What the exercise asks: If a line in the entries contains the word "City", list it.

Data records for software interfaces

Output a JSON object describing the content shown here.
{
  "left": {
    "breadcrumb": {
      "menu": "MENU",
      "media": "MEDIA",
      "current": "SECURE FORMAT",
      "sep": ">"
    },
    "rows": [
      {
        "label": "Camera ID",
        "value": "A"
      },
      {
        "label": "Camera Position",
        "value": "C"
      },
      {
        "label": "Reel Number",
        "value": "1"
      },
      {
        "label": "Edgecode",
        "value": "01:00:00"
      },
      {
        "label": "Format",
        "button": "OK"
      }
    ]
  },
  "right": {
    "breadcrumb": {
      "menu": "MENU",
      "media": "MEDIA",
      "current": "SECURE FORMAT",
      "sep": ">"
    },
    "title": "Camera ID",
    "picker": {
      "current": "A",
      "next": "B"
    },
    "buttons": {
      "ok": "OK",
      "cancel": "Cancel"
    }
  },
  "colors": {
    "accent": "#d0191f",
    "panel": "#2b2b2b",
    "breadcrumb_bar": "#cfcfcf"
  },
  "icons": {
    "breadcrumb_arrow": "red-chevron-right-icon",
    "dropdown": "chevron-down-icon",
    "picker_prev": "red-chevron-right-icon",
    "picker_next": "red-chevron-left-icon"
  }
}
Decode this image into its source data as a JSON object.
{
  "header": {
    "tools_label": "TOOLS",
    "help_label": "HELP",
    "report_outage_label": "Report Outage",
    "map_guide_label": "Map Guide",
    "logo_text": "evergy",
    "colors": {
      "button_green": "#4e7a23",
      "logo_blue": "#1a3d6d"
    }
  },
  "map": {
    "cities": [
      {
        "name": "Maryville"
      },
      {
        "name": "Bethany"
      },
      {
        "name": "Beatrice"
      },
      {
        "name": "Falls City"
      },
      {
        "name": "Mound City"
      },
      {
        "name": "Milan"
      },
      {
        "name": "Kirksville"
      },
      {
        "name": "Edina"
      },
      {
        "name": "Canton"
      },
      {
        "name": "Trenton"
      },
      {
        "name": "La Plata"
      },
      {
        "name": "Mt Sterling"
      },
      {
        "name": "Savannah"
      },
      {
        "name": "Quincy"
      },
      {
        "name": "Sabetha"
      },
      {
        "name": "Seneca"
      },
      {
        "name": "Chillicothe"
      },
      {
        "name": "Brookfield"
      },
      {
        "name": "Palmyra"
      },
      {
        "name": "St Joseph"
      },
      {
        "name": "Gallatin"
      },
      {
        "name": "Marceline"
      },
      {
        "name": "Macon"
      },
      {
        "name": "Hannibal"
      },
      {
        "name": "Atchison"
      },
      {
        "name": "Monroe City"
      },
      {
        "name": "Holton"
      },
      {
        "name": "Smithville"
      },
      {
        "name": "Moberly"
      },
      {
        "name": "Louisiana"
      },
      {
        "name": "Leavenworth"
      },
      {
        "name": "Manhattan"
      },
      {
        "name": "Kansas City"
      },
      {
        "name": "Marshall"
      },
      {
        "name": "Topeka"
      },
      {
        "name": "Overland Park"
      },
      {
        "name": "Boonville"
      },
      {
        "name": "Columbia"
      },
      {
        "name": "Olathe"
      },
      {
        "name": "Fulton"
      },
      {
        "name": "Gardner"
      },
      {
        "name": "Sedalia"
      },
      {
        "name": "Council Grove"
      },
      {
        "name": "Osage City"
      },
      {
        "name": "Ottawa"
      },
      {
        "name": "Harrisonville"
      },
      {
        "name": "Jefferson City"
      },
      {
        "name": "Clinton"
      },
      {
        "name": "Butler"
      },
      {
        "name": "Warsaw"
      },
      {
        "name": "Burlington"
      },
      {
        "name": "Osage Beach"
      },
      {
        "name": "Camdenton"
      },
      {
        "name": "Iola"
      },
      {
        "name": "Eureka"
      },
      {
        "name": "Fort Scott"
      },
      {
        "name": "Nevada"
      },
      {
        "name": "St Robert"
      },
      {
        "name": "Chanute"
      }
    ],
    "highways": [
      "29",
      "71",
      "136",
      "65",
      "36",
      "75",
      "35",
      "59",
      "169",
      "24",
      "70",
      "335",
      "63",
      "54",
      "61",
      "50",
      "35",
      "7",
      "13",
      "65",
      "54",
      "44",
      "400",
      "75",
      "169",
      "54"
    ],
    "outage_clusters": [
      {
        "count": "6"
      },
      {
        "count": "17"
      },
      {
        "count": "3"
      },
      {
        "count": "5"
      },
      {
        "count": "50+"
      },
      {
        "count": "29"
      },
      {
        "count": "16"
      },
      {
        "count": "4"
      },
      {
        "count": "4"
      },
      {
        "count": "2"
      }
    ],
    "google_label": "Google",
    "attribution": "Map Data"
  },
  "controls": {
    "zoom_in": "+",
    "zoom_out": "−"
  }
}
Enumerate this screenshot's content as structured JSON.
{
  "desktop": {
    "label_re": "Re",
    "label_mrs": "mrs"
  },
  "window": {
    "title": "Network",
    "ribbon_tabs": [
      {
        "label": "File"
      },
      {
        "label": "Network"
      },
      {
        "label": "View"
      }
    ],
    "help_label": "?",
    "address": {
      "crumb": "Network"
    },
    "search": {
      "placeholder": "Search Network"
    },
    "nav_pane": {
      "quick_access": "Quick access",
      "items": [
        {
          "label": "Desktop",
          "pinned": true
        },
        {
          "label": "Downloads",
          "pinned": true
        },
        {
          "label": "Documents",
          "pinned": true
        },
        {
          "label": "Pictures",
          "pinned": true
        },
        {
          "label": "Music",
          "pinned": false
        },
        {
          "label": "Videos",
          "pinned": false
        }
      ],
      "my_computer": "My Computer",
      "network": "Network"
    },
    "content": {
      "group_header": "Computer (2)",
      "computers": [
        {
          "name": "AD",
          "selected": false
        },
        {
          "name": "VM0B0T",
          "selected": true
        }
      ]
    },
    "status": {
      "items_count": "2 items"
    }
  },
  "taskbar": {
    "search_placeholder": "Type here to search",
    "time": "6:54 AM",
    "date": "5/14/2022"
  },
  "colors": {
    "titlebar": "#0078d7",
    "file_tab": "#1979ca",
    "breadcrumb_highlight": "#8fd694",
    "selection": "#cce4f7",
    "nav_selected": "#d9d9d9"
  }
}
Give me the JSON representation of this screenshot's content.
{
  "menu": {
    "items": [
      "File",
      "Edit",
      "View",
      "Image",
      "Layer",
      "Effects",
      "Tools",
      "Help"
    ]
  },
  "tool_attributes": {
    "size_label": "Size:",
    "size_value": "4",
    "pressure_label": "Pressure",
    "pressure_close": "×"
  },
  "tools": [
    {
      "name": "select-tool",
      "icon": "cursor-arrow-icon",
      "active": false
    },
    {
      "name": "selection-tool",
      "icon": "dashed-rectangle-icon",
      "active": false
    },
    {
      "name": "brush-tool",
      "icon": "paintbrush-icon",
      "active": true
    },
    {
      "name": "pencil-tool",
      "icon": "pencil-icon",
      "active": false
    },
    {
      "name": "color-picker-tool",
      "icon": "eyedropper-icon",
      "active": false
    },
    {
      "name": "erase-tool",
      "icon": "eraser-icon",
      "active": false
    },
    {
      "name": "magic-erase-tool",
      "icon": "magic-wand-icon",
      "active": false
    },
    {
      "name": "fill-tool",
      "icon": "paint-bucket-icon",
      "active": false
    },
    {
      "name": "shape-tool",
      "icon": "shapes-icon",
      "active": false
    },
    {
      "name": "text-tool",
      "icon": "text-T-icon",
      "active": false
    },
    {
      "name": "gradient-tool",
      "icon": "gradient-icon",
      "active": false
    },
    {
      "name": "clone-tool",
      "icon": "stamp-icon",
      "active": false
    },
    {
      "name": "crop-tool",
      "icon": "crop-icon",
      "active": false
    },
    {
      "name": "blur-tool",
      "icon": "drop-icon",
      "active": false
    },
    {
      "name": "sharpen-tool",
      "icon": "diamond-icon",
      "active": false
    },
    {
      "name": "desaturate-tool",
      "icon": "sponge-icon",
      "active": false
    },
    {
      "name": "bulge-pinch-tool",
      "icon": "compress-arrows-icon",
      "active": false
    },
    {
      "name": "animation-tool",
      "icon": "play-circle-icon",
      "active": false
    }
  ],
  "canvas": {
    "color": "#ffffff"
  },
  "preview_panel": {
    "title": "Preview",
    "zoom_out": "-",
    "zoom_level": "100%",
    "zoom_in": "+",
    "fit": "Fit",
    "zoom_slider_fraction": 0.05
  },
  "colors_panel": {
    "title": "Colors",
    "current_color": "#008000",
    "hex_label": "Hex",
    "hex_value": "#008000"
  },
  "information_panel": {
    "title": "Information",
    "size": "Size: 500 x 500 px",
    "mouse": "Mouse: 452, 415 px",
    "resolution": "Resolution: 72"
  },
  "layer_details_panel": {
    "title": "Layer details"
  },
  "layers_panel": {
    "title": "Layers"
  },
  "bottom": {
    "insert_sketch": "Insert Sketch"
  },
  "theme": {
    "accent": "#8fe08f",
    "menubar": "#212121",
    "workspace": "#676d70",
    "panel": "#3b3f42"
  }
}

Result of the task:
        "name": "Falls City"
        "name": "Mound City"
        "name": "Monroe City"
        "name": "Kansas City"
        "name": "Osage City"
        "name": "Jefferson City"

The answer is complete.